National Center for Creative Aging Launches Free Online Teaching Artist Training for Working with Adults 55+
WASHINGTON, July 31, 2013 /PRNewswire-USNewswire/ -- Every single day for the next 19 years, 10,000 baby boomers will turn 65 years old. As adults move through the aging spectrum, many are looking for arts engagement opportunities in their communities. Despite this demand, many teaching artists are not properly equipped to work with older adults, from actively aging boomers to those with Alzheimer's or other cognitive disabilities. To better support these teaching artists, the National Center for Creative Aging (NCCA) has launched a first-of-its-kind free online training for teaching artists to learn how to work with older adults utilizing the arts.
This training, sponsored by the National Endowment for the Arts (NEA), The Michelson Foundation, and MetLife Foundation, features 11 lessons detailing a variety of topics, including an overview of the arts and aging field, numerous case studies profiling programs across the country, hands-on exercises and tools for teaching artists to use in their work, as well as tips for creating a program budget and evaluation. Once a teaching artist has successfully completed the training, they will receive a certification of completion from NCCA.

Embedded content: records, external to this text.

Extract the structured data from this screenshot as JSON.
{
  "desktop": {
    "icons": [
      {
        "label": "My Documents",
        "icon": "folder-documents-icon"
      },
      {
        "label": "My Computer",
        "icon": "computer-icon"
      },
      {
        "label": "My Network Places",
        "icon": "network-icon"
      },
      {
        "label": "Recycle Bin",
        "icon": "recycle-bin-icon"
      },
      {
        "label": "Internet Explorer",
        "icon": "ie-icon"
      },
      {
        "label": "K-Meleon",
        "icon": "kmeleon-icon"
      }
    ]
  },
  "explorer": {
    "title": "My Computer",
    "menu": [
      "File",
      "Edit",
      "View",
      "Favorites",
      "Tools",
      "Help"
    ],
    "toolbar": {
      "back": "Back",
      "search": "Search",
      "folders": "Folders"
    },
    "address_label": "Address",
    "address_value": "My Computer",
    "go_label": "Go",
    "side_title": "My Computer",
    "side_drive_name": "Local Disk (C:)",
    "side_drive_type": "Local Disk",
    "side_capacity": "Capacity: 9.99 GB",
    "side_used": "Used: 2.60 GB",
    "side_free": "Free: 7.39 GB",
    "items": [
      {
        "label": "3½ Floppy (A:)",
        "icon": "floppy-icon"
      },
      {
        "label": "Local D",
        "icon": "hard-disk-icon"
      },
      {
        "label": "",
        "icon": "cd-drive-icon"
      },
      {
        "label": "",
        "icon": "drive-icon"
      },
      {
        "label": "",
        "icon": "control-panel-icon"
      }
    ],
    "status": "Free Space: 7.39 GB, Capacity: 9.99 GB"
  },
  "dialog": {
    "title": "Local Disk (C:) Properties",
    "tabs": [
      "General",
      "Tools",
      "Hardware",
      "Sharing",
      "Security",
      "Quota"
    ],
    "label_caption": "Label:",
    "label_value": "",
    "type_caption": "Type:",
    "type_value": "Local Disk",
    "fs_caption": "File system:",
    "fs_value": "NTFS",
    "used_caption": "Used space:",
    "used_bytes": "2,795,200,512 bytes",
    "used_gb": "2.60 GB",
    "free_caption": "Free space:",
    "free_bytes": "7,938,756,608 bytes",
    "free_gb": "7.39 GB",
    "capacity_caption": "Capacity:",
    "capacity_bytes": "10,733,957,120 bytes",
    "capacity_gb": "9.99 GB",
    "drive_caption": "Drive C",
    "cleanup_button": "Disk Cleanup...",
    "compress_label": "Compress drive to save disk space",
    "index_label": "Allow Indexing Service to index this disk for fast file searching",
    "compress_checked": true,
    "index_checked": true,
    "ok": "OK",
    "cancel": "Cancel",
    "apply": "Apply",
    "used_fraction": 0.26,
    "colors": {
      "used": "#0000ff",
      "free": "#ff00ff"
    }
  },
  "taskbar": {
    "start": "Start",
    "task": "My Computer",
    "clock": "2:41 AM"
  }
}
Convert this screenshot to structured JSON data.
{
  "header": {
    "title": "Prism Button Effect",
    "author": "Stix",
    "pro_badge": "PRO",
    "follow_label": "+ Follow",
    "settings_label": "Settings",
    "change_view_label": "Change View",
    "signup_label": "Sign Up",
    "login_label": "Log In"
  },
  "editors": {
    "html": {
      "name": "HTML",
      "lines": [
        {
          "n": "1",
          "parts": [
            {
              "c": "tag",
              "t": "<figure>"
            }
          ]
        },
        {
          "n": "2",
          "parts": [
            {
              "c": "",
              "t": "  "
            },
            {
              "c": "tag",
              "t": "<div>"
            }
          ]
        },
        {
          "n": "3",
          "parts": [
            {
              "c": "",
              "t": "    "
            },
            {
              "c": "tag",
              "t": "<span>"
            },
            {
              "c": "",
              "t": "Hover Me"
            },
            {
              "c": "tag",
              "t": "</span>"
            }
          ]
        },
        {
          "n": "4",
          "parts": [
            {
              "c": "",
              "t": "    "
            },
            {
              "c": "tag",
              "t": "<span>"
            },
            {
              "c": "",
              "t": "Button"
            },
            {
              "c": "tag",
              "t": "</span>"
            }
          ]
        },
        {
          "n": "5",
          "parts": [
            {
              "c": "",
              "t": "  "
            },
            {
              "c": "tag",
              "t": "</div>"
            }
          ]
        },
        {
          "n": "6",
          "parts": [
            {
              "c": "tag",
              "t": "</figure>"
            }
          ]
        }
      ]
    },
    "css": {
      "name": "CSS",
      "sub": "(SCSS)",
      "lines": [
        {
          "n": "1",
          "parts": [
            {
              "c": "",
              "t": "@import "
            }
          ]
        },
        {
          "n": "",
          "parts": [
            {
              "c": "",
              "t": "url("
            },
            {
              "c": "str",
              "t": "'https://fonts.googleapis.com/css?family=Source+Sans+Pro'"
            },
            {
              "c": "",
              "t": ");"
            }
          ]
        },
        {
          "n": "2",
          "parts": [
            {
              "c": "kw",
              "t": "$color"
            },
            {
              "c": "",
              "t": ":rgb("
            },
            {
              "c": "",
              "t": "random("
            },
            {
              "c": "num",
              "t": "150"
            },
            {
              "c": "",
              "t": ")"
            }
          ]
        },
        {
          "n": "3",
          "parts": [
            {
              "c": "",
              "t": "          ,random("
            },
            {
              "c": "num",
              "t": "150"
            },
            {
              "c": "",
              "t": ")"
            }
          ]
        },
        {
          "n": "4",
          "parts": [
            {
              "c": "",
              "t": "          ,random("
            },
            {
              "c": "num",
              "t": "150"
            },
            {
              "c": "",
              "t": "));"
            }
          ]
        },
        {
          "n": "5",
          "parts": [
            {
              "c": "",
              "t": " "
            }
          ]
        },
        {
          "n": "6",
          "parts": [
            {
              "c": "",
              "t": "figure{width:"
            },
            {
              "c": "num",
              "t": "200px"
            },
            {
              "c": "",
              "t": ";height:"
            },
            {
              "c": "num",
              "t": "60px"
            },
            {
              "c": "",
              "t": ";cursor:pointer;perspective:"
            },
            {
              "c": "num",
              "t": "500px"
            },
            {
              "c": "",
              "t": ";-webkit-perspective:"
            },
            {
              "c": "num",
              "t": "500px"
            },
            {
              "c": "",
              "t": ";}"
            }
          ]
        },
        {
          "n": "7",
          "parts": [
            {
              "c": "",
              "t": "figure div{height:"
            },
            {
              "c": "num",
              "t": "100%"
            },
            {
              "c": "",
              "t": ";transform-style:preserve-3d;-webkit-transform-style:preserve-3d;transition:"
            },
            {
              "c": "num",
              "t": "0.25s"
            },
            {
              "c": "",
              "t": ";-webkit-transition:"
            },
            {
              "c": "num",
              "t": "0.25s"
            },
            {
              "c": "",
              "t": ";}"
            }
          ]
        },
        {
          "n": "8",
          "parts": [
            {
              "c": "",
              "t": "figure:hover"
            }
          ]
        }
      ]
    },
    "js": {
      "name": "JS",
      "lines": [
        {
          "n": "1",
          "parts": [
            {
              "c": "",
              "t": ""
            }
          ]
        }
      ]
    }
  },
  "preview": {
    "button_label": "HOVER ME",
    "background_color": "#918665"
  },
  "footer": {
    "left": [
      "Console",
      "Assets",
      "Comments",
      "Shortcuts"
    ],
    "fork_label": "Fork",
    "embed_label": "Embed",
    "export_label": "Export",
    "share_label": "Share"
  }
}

"This training will not only support those teaching artists already working with older adults, but open a whole new area of work to those who have primarily worked in K-12," said Gay Hanna, PhD, MFA, Executive Director of NCCA. "We are thrilled at this opportunity to continue to provide the best possible training to all who are interested in using the arts with older adults."
"The National Endowment for the Arts is pleased to support the development of this valuable tool. Research shows that arts programs and related interventions can have a powerful impact on the health and well-being of older adults," said Beth Bienvenu, PhD, Director of the NEA's Office of Accessibility. "This training will help ensure that teaching artists are prepared to work with this important segment of our population."
SOURCE National Center for Creative Aging